TASK STATEMENT -
Print the data below exactly as it appears.

DATA FOR THE TASK -
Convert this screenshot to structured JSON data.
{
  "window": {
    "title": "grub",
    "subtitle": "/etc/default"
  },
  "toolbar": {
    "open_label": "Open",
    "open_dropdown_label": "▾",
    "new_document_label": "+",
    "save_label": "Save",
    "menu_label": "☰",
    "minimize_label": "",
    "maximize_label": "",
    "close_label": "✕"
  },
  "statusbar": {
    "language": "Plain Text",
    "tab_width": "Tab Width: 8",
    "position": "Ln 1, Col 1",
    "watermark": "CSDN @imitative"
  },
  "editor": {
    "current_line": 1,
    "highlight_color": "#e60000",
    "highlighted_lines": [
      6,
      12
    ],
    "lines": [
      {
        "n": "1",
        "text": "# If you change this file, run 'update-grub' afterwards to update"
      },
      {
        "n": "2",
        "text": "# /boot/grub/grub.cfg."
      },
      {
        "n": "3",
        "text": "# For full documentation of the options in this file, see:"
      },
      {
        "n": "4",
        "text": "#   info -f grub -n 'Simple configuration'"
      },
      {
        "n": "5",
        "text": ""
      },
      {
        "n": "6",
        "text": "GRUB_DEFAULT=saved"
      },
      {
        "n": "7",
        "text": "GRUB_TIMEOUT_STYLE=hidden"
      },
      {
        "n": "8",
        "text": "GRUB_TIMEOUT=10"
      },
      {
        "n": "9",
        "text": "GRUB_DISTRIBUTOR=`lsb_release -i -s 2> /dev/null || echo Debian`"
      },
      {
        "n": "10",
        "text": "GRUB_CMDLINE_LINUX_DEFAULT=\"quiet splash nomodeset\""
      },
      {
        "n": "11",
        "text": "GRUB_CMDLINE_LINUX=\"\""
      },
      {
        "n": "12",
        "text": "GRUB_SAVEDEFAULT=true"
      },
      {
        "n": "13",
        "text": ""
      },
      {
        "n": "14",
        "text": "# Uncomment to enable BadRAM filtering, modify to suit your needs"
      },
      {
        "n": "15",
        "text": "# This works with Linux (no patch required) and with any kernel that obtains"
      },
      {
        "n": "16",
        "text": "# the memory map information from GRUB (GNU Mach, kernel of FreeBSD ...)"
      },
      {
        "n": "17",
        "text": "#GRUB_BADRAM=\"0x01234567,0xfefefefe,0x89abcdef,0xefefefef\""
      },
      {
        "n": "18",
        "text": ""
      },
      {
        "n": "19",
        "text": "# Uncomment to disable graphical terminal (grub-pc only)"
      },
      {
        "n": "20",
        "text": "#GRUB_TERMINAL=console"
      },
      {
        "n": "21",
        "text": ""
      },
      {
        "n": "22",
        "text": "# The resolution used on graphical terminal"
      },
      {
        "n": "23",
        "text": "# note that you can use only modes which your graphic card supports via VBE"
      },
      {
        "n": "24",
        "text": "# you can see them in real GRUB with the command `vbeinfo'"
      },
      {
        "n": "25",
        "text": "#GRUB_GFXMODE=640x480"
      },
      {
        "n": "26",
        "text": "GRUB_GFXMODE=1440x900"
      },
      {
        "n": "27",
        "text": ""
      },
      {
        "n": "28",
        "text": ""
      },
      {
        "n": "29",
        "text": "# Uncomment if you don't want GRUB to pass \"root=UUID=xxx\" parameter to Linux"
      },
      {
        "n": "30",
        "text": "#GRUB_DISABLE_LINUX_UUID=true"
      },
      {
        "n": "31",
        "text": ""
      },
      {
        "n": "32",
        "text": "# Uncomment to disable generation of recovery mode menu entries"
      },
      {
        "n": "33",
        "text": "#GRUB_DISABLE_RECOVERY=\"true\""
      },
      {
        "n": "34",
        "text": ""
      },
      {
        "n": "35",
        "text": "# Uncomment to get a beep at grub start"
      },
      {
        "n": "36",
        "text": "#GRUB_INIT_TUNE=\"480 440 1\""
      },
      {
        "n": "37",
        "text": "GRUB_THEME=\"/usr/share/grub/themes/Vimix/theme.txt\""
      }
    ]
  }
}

RESULT FOR THIS TASK -
Convert this screenshot to structured JSON data.
{
  "window": {
    "title": "grub",
    "subtitle": "/etc/default"
  },
  "toolbar": {
    "open_label": "Open",
    "open_dropdown_label": "▾",
    "new_document_label": "+",
    "save_label": "Save",
    "menu_label": "☰",
    "minimize_label": "",
    "maximize_label": "",
    "close_label": "✕"
  },
  "statusbar": {
    "language": "Plain Text",
    "tab_width": "Tab Width: 8",
    "position": "Ln 1, Col 1",
    "watermark": "CSDN @imitative"
  },
  "editor": {
    "current_line": 1,
    "highlight_color": "#e60000",
    "highlighted_lines": [
      6,
      12
    ],
    "lines": [
      {
        "n": "1",
        "text": "# If you change this file, run 'update-grub' afterwards to update"
      },
      {
        "n": "2",
        "text": "# /boot/grub/grub.cfg."
      },
      {
        "n": "3",
        "text": "# For full documentation of the options in this file, see:"
      },
      {
        "n": "4",
        "text": "#   info -f grub -n 'Simple configuration'"
      },
      {
        "n": "5",
        "text": ""
      },
      {
        "n": "6",
        "text": "GRUB_DEFAULT=saved"
      },
      {
        "n": "7",
        "text": "GRUB_TIMEOUT_STYLE=hidden"
      },
      {
        "n": "8",
        "text": "GRUB_TIMEOUT=10"
      },
      {
        "n": "9",
        "text": "GRUB_DISTRIBUTOR=`lsb_release -i -s 2> /dev/null || echo Debian`"
      },
      {
        "n": "10",
        "text": "GRUB_CMDLINE_LINUX_DEFAULT=\"quiet splash nomodeset\""
      },
      {
        "n": "11",
        "text": "GRUB_CMDLINE_LINUX=\"\""
      },
      {
        "n": "12",
        "text": "GRUB_SAVEDEFAULT=true"
      },
      {
        "n": "13",
        "text": ""
      },
      {
        "n": "14",
        "text": "# Uncomment to enable BadRAM filtering, modify to suit your needs"
      },
      {
        "n": "15",
        "text": "# This works with Linux (no patch required) and with any kernel that obtains"
      },
      {
        "n": "16",
        "text": "# the memory map information from GRUB (GNU Mach, kernel of FreeBSD ...)"
      },
      {
        "n": "17",
        "text": "#GRUB_BADRAM=\"0x01234567,0xfefefefe,0x89abcdef,0xefefefef\""
      },
      {
        "n": "18",
        "text": ""
      },
      {
        "n": "19",
        "text": "# Uncomment to disable graphical terminal (grub-pc only)"
      },
      {
        "n": "20",
        "text": "#GRUB_TERMINAL=console"
      },
      {
        "n": "21",
        "text": ""
      },
      {
        "n": "22",
        "text": "# The resolution used on graphical terminal"
      },
      {
        "n": "23",
        "text": "# note that you can use only modes which your graphic card supports via VBE"
      },
      {
        "n": "24",
        "text": "# you can see them in real GRUB with the command `vbeinfo'"
      },
      {
        "n": "25",
        "text": "#GRUB_GFXMODE=640x480"
      },
      {
        "n": "26",
        "text": "GRUB_GFXMODE=1440x900"
      },
      {
        "n": "27",
        "text": ""
      },
      {
        "n": "28",
        "text": ""
      },
      {
        "n": "29",
        "text": "# Uncomment if you don't want GRUB to pass \"root=UUID=xxx\" parameter to Linux"
      },
      {
        "n": "30",
        "text": "#GRUB_DISABLE_LINUX_UUID=true"
      },
      {
        "n": "31",
        "text": ""
      },
      {
        "n": "32",
        "text": "# Uncomment to disable generation of recovery mode menu entries"
      },
      {
        "n": "33",
        "text": "#GRUB_DISABLE_RECOVERY=\"true\""
      },
      {
        "n": "34",
        "text": ""
      },
      {
        "n": "35",
        "text": "# Uncomment to get a beep at grub start"
      },
      {
        "n": "36",
        "text": "#GRUB_INIT_TUNE=\"480 440 1\""
      },
      {
        "n": "37",
        "text": "GRUB_THEME=\"/usr/share/grub/themes/Vimix/theme.txt\""
      }
    ]
  }
}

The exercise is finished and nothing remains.